It was the first opportunity my brother had to try out his newly acquired skills and weapons, and he was ecstatic at the outcome. “The Nagastra is okay, but the Agneyastra is key – just fantastic,” Arjuna said with the enthusiasm he reserves for talk of war.
“I hadn’t realized it before, but it’s not the fire alone that makes the arrows so deadly, it’s the accompanying smoke. The powder you coat on the arrowheads produces clouds of thick black smoke – it hangs over the opposing army, confusing them, and lets you get closer and attack.”
But it was his newly developed ambidextrous skill, Arjuna said, that paid the richest dividends. “You know how when skilled archers face each other, we organize our own defenses to counter the style of the opponent. All those hours of practice I put in during my wanderings paid off – I kept switching the bow from right hand to left, changing the angles of attack and breaching their defenses with ease. Duryodhana and Drona had no clue how to handle my attacks; they were among the first to retreat.”

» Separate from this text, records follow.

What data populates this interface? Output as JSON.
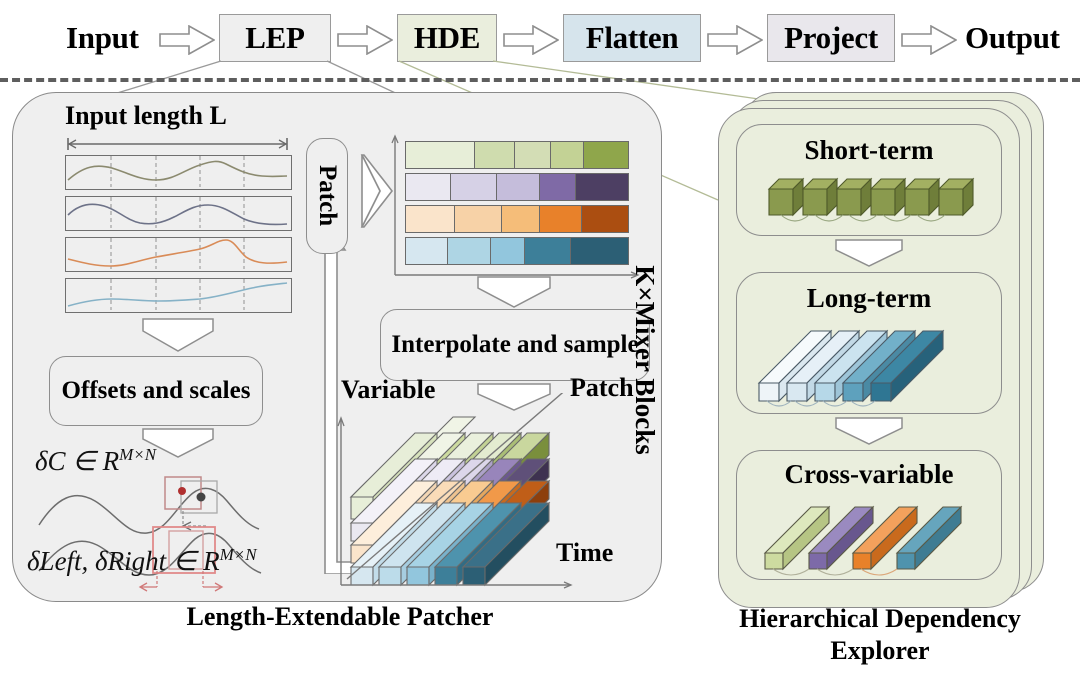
{
  "figure": {
    "title": "Length-Extendable Patcher and Hierarchical Dependency Explorer architecture"
  },
  "pipeline": {
    "input_label": "Input",
    "output_label": "Output",
    "stages": [
      {
        "id": "lep",
        "label": "LEP",
        "fill": "#efefef",
        "border": "#9a9a9a"
      },
      {
        "id": "hde",
        "label": "HDE",
        "fill": "#eaeedd",
        "border": "#9a9a9a"
      },
      {
        "id": "flatten",
        "label": "Flatten",
        "fill": "#d6e4ec",
        "border": "#9a9a9a"
      },
      {
        "id": "project",
        "label": "Project",
        "fill": "#e9e7ec",
        "border": "#9a9a9a"
      }
    ],
    "arrow_count": 5
  },
  "left_panel": {
    "caption": "Length-Extendable Patcher",
    "input_length_label": "Input length L",
    "series_count": 4,
    "segment_dividers": 4,
    "series_colors": [
      "#8b8a6f",
      "#6d7288",
      "#d98b57",
      "#86b2c7"
    ],
    "offsets_box": "Offsets and scales",
    "patch_box": "Patch",
    "interpolate_box": "Interpolate and sample",
    "math": {
      "delta_c": "δC ∈ R",
      "delta_c_sup": "M×N",
      "delta_lr": "δLeft, δRight ∈ R",
      "delta_lr_sup": "M×N"
    },
    "patch_rows": [
      {
        "name": "green",
        "cells": [
          "#e7eed8",
          "#cfdcae",
          "#d3ddb5",
          "#c3d295",
          "#8fa64b"
        ]
      },
      {
        "name": "purple",
        "cells": [
          "#eae8f1",
          "#d6d1e6",
          "#c5bddb",
          "#7f6aa6",
          "#4d3f63"
        ]
      },
      {
        "name": "orange",
        "cells": [
          "#fae4cb",
          "#f7d2a7",
          "#f5bd79",
          "#e8812a",
          "#ab4e11"
        ]
      },
      {
        "name": "blue",
        "cells": [
          "#d6e7f0",
          "#aed5e4",
          "#92c6dd",
          "#3d7f99",
          "#2c5f75"
        ]
      }
    ],
    "cube_axes": {
      "variable": "Variable",
      "patch": "Patch",
      "time": "Time"
    },
    "cube_grid": {
      "rows": 4,
      "cols": 5,
      "row_colors": [
        [
          "#e7eed8",
          "#dfe8c9",
          "#d3ddb5",
          "#c3d295",
          "#8fa64b"
        ],
        [
          "#eae8f1",
          "#ddd8ea",
          "#c5bddb",
          "#7f6aa6",
          "#4d3f63"
        ],
        [
          "#fae4cb",
          "#f7d2a7",
          "#f5bd79",
          "#e8812a",
          "#ab4e11"
        ],
        [
          "#d6e7f0",
          "#bcdcea",
          "#92c6dd",
          "#3d7f99",
          "#2c5f75"
        ]
      ]
    }
  },
  "right_panel": {
    "caption_line1": "Hierarchical Dependency",
    "caption_line2": "Explorer",
    "repeat_label": "K×Mixer Blocks",
    "stack_layers": 3,
    "panel_fill": "#eaeedd",
    "blocks": [
      {
        "id": "short-term",
        "label": "Short-term",
        "shape": "cubes",
        "count": 6,
        "color": "#8a9a4e",
        "top": "#a3b062",
        "side": "#6f7e3a"
      },
      {
        "id": "long-term",
        "label": "Long-term",
        "shape": "bars",
        "count": 5,
        "colors": [
          "#eef4f8",
          "#d9e8f1",
          "#b6d8e8",
          "#5ea1bd",
          "#2f7693"
        ]
      },
      {
        "id": "cross-variable",
        "label": "Cross-variable",
        "shape": "bars",
        "count": 4,
        "colors": [
          "#cddba0",
          "#7d6aa8",
          "#e8812a",
          "#4f93ad"
        ]
      }
    ]
  }
}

His duel with Karna, brief but intense, was what pleased Arjuna the most. “The suta putra ran from the field, bleeding,” my brother laughed. “I was battling Kripa when he attacked me. I shot an Agneyastra between his horses. They panicked and before they could recover, I cut down the lead horses with poisoned arrows. He jumped off the chariot and fought on foot; I switched hands, cut down his bow, pierced his armor, wounded him high on the shoulder with that other arrow I showed you, remember, the one with a crescent head? I was getting ready to kill him with a Nagastra, when he turned and ran, like the coward he is.”
We drove through the gates of Matsya and went our separate ways. Arjuna, who had removed his breastplate and armguards and given me his bow and quiver to hide, went back to his room in the ladies’ quarters and I, suddenly assailed by the hunger pangs I had been denying in course of a very long day, slipped into the kitchens to see what I could find to eat.

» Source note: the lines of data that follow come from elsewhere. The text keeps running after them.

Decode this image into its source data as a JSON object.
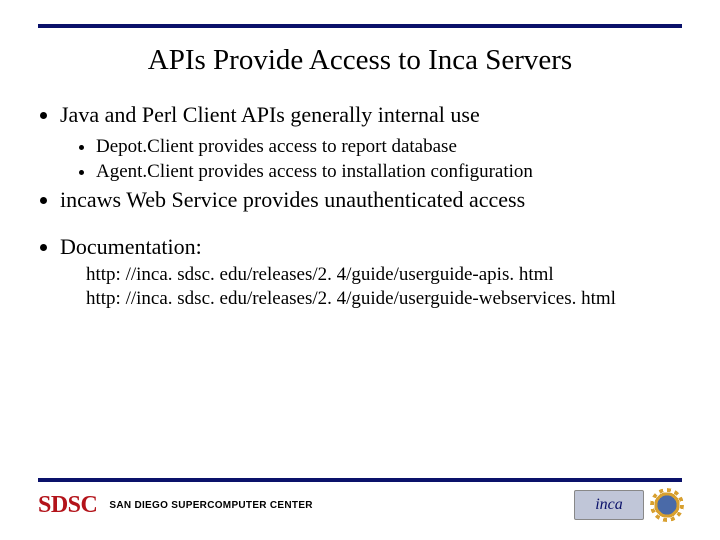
{
  "title": "APIs Provide Access to Inca Servers",
  "bullets": {
    "b0": "Java and Perl Client APIs generally internal use",
    "b0_sub": {
      "s0": "Depot.Client provides access to report database",
      "s1": "Agent.Client provides access to installation configuration"
    },
    "b1": "incaws Web Service provides unauthenticated access",
    "b2": "Documentation:",
    "b2_links": {
      "l0": "http: //inca. sdsc. edu/releases/2. 4/guide/userguide-apis. html",
      "l1": "http: //inca. sdsc. edu/releases/2. 4/guide/userguide-webservices. html"
    }
  },
  "footer": {
    "sdsc": "SDSC",
    "center_text": "SAN DIEGO SUPERCOMPUTER CENTER",
    "inca": "inca"
  }
}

Over the next three days, Matsya celebrated the triumph of its young prince. The king and courtiers fawned over Uttara and made him repeat endlessly the details of the battle; the ladies in waiting dimpled at him and fought each other for his favors.
To his credit, Uttara seemed embarrassed by all the unmerited attention. Arjuna later told me that the prince had sought him out, protested that he didn’t deserve the honors being heaped on him and said he was going to tell the king the truth. At my brother’s urging, the young prince reluctantly agreed to keep up the pretense for a few more days, and personally ensured that none of the soldiers who had gone with him to fight the Kauravas spoke of what had actually happened.

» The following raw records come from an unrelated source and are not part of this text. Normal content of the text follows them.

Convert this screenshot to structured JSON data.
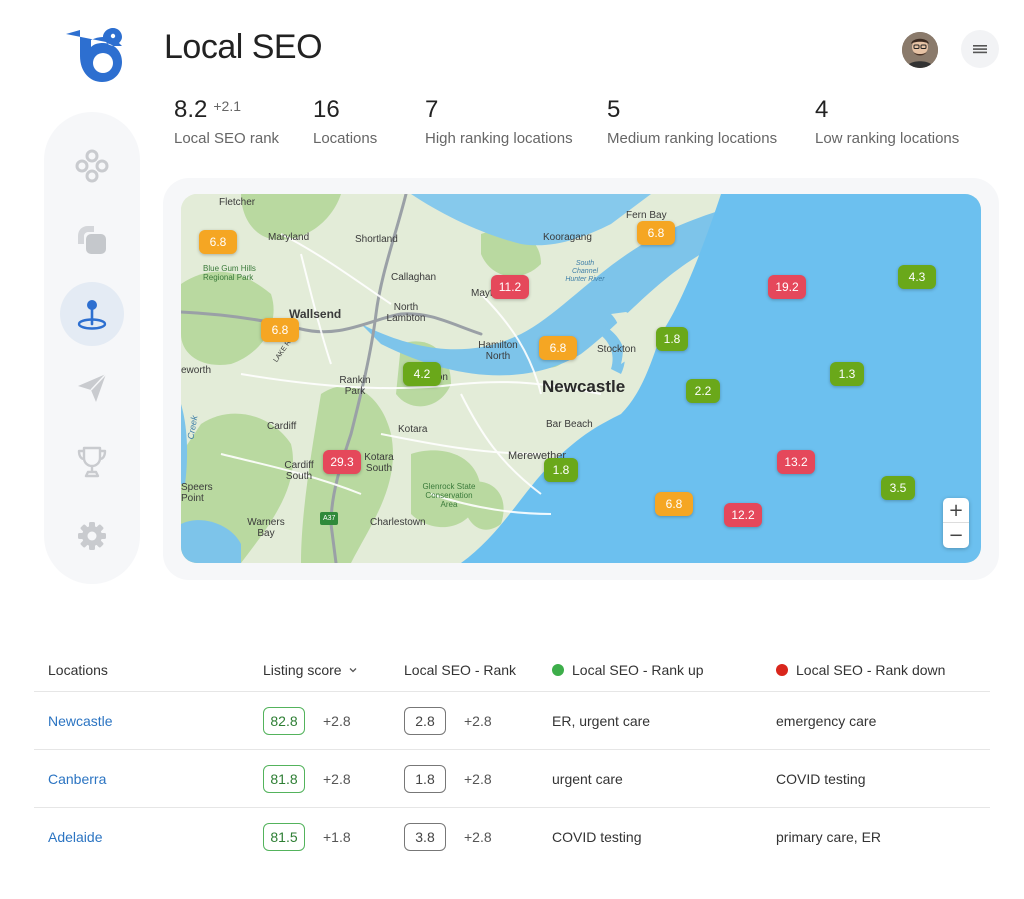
{
  "page": {
    "title": "Local SEO"
  },
  "stats": [
    {
      "value": "8.2",
      "delta": "+2.1",
      "label": "Local SEO rank"
    },
    {
      "value": "16",
      "delta": "",
      "label": "Locations"
    },
    {
      "value": "7",
      "delta": "",
      "label": "High ranking locations"
    },
    {
      "value": "5",
      "delta": "",
      "label": "Medium ranking locations"
    },
    {
      "value": "4",
      "delta": "",
      "label": "Low ranking locations"
    }
  ],
  "sidebar": {
    "items": [
      {
        "icon": "dashboard-icon",
        "active": false
      },
      {
        "icon": "layers-icon",
        "active": false
      },
      {
        "icon": "map-pin-icon",
        "active": true
      },
      {
        "icon": "send-icon",
        "active": false
      },
      {
        "icon": "trophy-icon",
        "active": false
      },
      {
        "icon": "gear-icon",
        "active": false
      }
    ]
  },
  "map": {
    "places": {
      "fletcher": "Fletcher",
      "maryland": "Maryland",
      "shortland": "Shortland",
      "kooragang": "Kooragang",
      "fern_bay": "Fern Bay",
      "south_channel": "South Channel Hunter River",
      "blue_gum": "Blue Gum Hills Regional Park",
      "callaghan": "Callaghan",
      "mayfield": "Mayf",
      "wallsend": "Wallsend",
      "north_lambton": "North Lambton",
      "lake_rd": "LAKE RD",
      "hamilton_north": "Hamilton North",
      "stockton": "Stockton",
      "edgeworth": "eworth",
      "rankin_park": "Rankin Park",
      "lambton": "ton",
      "newcastle": "Newcastle",
      "bar_beach": "Bar Beach",
      "cardiff": "Cardiff",
      "kotara": "Kotara",
      "merewether": "Merewether",
      "cardiff_south": "Cardiff South",
      "kotara_south": "Kotara South",
      "glenrock": "Glenrock State Conservation Area",
      "speers_point": "Speers Point",
      "warners_bay": "Warners Bay",
      "charlestown": "Charlestown",
      "a37": "A37",
      "creek": "Creek"
    },
    "markers": [
      {
        "value": "6.8",
        "level": "medium"
      },
      {
        "value": "6.8",
        "level": "medium"
      },
      {
        "value": "11.2",
        "level": "low"
      },
      {
        "value": "19.2",
        "level": "low"
      },
      {
        "value": "4.3",
        "level": "high"
      },
      {
        "value": "6.8",
        "level": "medium"
      },
      {
        "value": "1.8",
        "level": "high"
      },
      {
        "value": "6.8",
        "level": "medium"
      },
      {
        "value": "4.2",
        "level": "high"
      },
      {
        "value": "2.2",
        "level": "high"
      },
      {
        "value": "1.3",
        "level": "high"
      },
      {
        "value": "29.3",
        "level": "low"
      },
      {
        "value": "1.8",
        "level": "high"
      },
      {
        "value": "13.2",
        "level": "low"
      },
      {
        "value": "3.5",
        "level": "high"
      },
      {
        "value": "6.8",
        "level": "medium"
      },
      {
        "value": "12.2",
        "level": "low"
      }
    ],
    "zoom_in": "+",
    "zoom_out": "−"
  },
  "table": {
    "headers": {
      "locations": "Locations",
      "listing_score": "Listing score",
      "local_seo_rank": "Local SEO - Rank",
      "rank_up": "Local SEO - Rank up",
      "rank_down": "Local SEO - Rank down"
    },
    "rows": [
      {
        "location": "Newcastle",
        "listing_score": "82.8",
        "listing_delta": "+2.8",
        "rank": "2.8",
        "rank_delta": "+2.8",
        "rank_up": "ER, urgent care",
        "rank_down": "emergency care"
      },
      {
        "location": "Canberra",
        "listing_score": "81.8",
        "listing_delta": "+2.8",
        "rank": "1.8",
        "rank_delta": "+2.8",
        "rank_up": "urgent care",
        "rank_down": "COVID testing"
      },
      {
        "location": "Adelaide",
        "listing_score": "81.5",
        "listing_delta": "+1.8",
        "rank": "3.8",
        "rank_delta": "+2.8",
        "rank_up": "COVID testing",
        "rank_down": "primary care, ER"
      }
    ]
  },
  "colors": {
    "high": "#6aa81a",
    "medium": "#f5a623",
    "low": "#e5485b",
    "brand": "#2d6fd0",
    "rank_up_dot": "#3dae4a",
    "rank_down_dot": "#d9261c"
  }
}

On the afternoon of the fifth day, I was part of group serving a sumptuous celebratory lunch for the royal family and close retainers, when a messenger came rushing up with news that a half dozen chariots flying unfamiliar insignia had been spotted racing towards Matsya.
“Be ready to meet whoever it is with force, if need be,” the king said to me.
“O King, I suspect you won’t need force –if my guess is right, you will accord these visitors royal honors and make them welcome,” Kanka, who was seated among the favored courtiers, said.
Minutes later, the royal herald entered the chamber to announce the arrival of Krishna of Dwaraka and his retinue. King Virat hastily rose to do the honors; to his surprise, Krishna went straight to Kanka and bent to touch his feet. He then accepted Virat’s obeisance, and said, “Where is Brihannala?” Krishna asked. “Have your herald lead me to him!”
Satyaki, meanwhile, had also paid his respects to Kanka. Perfunctorily saluting King Virat, he ran up to where I stood among the other cooks and helpers. We embraced.
PostScript: Traveling back to Bombay today; no other updates till tomorrow, folks.